Mari Jyväsjärvi Stuart, University of South Carolina
The Power to Send Down the Rains:
Human Moral Virtue Shaping Weather and Climate in Hindu India

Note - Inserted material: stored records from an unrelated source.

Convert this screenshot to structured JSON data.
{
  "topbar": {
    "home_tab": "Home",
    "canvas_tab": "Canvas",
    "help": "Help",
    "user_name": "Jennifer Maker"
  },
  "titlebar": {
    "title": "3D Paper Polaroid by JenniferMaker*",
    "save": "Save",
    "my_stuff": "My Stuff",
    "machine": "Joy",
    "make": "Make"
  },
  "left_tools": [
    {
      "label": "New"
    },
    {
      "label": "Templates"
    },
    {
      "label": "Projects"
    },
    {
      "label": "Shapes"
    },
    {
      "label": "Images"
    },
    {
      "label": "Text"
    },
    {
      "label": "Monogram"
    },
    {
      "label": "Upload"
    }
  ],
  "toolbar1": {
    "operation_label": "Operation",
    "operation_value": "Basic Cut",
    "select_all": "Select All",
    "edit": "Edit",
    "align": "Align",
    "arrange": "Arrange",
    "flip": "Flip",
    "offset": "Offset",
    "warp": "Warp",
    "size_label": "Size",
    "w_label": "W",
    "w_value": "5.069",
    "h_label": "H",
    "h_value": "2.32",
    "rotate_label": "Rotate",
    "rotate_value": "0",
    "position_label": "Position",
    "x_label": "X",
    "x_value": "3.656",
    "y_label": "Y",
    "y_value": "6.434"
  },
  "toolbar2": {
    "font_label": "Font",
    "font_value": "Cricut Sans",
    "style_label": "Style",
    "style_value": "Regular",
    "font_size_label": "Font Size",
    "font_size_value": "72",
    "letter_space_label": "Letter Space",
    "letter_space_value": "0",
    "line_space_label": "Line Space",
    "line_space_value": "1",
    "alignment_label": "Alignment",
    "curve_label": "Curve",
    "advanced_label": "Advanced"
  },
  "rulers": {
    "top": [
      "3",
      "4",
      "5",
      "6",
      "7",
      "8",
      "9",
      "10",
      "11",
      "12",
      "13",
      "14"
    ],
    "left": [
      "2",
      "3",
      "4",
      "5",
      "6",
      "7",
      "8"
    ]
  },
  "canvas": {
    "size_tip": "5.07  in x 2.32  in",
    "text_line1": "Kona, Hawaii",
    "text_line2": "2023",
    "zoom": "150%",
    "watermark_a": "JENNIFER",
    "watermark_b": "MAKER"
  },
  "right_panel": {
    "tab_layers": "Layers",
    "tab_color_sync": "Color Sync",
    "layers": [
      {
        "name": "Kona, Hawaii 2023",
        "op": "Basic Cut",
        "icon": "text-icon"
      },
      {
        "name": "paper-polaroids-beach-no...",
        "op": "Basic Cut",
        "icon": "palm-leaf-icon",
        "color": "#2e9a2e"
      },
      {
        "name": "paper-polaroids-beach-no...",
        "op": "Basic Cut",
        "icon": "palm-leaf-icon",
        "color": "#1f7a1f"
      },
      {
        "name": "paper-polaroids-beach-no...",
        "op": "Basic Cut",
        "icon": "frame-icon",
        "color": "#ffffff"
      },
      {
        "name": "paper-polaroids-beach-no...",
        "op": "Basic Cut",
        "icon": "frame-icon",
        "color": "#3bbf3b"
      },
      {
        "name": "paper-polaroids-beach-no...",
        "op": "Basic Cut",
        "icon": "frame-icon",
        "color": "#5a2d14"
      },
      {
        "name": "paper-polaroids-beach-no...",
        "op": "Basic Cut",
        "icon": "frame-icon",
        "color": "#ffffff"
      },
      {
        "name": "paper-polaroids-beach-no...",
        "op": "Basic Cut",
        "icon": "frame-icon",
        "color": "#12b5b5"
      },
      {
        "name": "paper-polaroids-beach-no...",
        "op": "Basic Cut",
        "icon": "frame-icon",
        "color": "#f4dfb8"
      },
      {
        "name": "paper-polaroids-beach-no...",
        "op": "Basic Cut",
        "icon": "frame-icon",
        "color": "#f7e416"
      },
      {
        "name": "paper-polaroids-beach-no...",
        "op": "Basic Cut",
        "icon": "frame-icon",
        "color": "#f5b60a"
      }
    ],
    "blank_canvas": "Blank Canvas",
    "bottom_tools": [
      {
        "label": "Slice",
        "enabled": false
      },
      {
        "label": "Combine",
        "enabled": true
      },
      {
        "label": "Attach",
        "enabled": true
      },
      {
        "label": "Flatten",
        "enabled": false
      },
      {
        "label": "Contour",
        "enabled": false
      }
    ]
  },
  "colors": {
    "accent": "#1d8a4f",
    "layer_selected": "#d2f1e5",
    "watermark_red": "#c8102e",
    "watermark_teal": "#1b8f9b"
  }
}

My current work focuses on ideas of “moral ecology” in Hindu India, the ways in which religious agents perceive a connection between the human moral condition and the condition of the environment. This notion is an ancient one in Hinduism, but recent research suggests that it is still being evoked as an explanatory framework, as India increasingly faces erratic weather patterns of unprecedented proportions connected to global climate change. In this paper, drawing on research among farmers and environmental activists in three states in India – Uttarakhand, Rajasthan, and Telangana – I discuss three explanatory models that Hindus resort to in making sense of weather extremes: scientific-political explanations, divine anger, and human moral degeneracy. The three explanations are, however, deeply interlinked, and suggest a richly complex underlying understanding of human moral agency as a force that can bring about visible, concrete results in the phenomenal world. Finally, I examine the role that Hindu religious practices and values play in providing meaning and spiritual resources in the midst of the climate crisis – or, in some cases, are in fact deliberately harnessed in order to promote environmentally responsible practices.